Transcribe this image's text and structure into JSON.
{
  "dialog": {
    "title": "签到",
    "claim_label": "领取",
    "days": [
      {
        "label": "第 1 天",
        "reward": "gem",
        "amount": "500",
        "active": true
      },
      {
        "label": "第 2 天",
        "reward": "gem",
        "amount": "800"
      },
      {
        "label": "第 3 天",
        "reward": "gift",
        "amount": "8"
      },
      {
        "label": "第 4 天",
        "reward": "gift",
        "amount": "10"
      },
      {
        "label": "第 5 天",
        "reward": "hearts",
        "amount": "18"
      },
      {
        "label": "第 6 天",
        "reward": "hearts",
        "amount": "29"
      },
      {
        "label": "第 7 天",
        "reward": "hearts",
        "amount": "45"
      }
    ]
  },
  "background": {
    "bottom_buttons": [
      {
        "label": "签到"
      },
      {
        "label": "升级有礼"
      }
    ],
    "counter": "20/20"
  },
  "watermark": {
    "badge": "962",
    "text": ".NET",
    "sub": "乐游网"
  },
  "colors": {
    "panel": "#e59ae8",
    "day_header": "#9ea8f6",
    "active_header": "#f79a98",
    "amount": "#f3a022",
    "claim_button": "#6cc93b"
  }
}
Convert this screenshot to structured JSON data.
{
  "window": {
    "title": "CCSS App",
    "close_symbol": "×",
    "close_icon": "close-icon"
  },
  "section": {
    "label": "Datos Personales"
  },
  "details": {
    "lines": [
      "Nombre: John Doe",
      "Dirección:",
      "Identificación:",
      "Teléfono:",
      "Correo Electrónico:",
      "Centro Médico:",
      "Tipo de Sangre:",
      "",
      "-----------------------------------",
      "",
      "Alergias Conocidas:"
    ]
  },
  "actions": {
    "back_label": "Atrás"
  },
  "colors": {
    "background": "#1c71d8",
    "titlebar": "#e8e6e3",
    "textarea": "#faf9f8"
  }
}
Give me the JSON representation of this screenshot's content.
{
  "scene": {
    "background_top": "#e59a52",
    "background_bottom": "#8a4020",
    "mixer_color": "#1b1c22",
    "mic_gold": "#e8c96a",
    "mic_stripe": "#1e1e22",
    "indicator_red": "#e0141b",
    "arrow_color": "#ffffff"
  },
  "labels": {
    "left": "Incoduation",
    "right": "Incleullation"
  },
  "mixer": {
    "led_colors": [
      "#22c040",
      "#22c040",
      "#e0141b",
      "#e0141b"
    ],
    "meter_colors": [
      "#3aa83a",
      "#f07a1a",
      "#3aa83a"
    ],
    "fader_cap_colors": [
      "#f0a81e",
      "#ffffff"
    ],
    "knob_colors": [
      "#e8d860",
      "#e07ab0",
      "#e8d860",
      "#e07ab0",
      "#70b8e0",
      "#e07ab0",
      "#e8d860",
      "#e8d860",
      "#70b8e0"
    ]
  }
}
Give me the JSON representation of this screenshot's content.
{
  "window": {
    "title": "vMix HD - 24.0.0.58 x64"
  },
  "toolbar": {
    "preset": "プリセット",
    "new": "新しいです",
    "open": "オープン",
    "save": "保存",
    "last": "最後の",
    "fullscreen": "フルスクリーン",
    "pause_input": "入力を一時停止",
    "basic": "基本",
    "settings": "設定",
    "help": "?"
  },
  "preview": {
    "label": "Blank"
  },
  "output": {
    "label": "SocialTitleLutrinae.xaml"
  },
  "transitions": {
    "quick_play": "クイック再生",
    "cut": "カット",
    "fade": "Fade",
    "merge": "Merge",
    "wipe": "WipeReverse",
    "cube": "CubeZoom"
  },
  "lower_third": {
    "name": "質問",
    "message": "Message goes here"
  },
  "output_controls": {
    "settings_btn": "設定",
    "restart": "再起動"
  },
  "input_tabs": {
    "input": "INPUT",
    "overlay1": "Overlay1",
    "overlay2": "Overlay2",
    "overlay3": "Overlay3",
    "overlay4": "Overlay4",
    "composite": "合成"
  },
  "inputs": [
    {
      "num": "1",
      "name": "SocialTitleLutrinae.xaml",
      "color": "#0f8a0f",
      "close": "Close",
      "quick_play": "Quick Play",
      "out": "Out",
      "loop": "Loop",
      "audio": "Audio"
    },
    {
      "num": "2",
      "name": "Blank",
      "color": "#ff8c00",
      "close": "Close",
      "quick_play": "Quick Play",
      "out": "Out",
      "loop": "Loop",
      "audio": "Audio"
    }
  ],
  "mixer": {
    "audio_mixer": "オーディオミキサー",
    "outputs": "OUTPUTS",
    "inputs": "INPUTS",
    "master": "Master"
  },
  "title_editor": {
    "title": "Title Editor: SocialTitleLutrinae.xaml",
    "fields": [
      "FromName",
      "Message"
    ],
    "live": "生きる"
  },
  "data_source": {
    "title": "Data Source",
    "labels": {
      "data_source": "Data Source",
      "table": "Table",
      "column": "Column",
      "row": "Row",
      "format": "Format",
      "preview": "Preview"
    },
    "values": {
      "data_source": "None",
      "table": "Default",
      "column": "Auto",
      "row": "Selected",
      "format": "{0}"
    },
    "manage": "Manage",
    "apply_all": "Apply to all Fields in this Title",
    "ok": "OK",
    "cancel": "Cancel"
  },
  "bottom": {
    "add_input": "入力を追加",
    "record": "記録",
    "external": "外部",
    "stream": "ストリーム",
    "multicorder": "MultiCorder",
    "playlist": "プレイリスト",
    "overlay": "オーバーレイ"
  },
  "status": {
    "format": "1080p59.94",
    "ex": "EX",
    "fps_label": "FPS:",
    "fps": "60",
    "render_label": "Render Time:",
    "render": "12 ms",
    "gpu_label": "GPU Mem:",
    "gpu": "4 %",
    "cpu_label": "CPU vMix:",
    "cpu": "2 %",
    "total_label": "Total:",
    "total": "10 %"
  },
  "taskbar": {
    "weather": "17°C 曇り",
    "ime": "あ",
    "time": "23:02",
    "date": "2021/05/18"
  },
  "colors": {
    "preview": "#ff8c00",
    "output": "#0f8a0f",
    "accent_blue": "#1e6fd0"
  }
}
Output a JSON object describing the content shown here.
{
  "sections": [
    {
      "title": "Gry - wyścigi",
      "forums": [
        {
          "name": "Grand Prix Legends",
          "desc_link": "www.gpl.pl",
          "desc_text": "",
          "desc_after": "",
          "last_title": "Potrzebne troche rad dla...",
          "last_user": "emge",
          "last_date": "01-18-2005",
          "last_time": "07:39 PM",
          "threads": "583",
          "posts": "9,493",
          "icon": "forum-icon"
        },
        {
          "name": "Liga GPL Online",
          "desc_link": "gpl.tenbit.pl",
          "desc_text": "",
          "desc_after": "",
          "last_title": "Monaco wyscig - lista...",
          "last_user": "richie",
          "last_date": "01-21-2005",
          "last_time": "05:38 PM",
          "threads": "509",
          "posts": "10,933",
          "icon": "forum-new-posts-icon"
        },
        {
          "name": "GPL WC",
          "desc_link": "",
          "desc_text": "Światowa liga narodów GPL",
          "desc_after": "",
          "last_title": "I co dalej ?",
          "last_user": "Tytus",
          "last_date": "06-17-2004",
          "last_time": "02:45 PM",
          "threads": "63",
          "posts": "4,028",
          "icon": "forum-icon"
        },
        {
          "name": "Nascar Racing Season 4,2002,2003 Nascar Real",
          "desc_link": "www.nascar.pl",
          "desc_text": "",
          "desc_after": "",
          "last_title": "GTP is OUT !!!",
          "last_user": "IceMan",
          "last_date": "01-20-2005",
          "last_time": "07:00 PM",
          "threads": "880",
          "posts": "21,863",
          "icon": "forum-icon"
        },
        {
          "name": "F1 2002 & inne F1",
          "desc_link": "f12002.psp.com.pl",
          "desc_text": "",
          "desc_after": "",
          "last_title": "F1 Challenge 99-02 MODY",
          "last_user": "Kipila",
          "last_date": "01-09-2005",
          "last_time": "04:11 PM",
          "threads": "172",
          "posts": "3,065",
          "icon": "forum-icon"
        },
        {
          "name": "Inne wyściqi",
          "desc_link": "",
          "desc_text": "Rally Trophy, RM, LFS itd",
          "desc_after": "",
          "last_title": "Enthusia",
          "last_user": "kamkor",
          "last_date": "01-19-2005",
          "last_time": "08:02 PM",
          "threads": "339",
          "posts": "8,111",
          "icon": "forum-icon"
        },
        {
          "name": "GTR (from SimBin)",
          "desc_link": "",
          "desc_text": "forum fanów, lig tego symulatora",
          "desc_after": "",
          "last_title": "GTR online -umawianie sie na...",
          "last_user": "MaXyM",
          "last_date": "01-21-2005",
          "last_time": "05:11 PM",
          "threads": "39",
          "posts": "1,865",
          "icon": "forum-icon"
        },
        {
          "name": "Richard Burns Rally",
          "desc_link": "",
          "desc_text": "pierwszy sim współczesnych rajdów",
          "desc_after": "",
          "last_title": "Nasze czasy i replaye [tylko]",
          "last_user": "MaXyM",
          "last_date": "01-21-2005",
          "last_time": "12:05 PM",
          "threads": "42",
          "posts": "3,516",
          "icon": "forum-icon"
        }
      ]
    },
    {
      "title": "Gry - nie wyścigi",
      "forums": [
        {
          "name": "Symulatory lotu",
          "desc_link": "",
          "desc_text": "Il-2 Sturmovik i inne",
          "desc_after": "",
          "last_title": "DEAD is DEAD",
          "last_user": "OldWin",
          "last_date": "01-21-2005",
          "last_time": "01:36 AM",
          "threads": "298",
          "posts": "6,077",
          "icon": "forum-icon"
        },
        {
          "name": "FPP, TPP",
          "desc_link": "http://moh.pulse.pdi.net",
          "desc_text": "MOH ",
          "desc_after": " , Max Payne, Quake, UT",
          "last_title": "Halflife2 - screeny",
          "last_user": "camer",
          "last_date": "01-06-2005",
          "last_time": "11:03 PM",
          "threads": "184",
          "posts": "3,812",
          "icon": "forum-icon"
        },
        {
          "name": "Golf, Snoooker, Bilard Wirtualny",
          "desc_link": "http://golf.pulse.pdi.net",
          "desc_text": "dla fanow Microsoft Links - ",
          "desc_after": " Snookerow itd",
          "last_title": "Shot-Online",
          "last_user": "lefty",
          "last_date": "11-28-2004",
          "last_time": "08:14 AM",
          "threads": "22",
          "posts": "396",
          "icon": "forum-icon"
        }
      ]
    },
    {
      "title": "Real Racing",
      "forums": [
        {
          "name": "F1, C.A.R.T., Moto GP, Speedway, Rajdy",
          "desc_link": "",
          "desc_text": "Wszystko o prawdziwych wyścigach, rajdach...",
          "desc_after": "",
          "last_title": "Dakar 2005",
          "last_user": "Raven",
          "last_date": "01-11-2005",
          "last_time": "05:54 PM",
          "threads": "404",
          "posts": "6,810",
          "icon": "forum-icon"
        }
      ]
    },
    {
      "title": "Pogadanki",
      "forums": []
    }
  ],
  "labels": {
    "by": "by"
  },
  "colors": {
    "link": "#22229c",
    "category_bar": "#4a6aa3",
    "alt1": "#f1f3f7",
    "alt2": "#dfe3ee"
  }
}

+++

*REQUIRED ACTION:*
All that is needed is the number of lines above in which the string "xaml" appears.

*WORKED SOLUTION:*
3